3) No one is coming to save you. Not your family nor your parents. Not your doctors or your therapists. They may help but ultimately, your mental health is up to you. It’s up to you to treat, to manage. Your loved ones may push you in the right direction and give you stellar support but at the end of the day, you are on your own.

4) No one is coming to save you but having a pet will help. This one has perked me up and helped ease panic attacks on various occasions. There have been dark times when I wanted to end everything but then, I asked myself, “Who would take care of Hova?” She drives me crazy at times, meowing at 3am for her breakfast but she has also showed me unconditional love. I’m so grateful to have this puff ball in my life.

5) My greatest challenge is being mindful and living in the present- but I’m getting better at it. I feel best when I live in the moment. I know that about myself. Let me give you an example- two weekends ago, I biked though out Austin, Texas, enjoying the sunshine and stopping to take photos or to grab a quick drink (which is another lesson I learned, something that I should have paid attention to in high school health class- booze will make you feel worse. So, I now drink pretty infrequently. I’m all about those soda waters with a twist of lime). My mind was clear and I was happy. So, I try to focus on things like music and sunshine and

6) But remember to check in with yourself- OFTEN! I stare off into space often. But please know that when I do, I’m often checking in with myself. How am I feeling?
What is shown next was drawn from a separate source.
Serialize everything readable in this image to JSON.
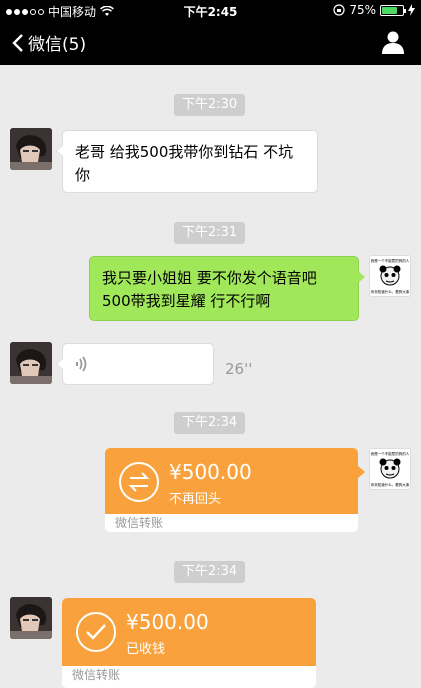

What am I thinking? Do I feel safe and supported? So, I’ll stand in the middle of the market, asking myself how I’m feeling and if I’m hungry. After a tough work meeting, I’ll see if I need to cry or can I move on to the next project. I live in my head but in a good way- and all those things that I feel and question? They are completely valid. I don’t have to justify my feelings or defend them. I can feel whatever I need to feel.

7) Your adulthood is all about unlearning shit from your childhood. In order to be mentally stable, you’re going to have to reteach yourself A LOT. I learned bad habits from my parents. Yes, I love them dearly but they made me question a lot of things- like having a traditional marriage and beauty standards (i.e. skinny doesn’t equal pretty). With that said, my self-perceptions are often times wrong. I’m not ugly. I’m not stupid. People do care. Life is worth it.

8) You don’t have to be perfect. Fuck being perfect. And fuck thinking that you need a purpose. You are your purpose. You are enough.

What have you learned about mental health, dear reader? And you go, Mimi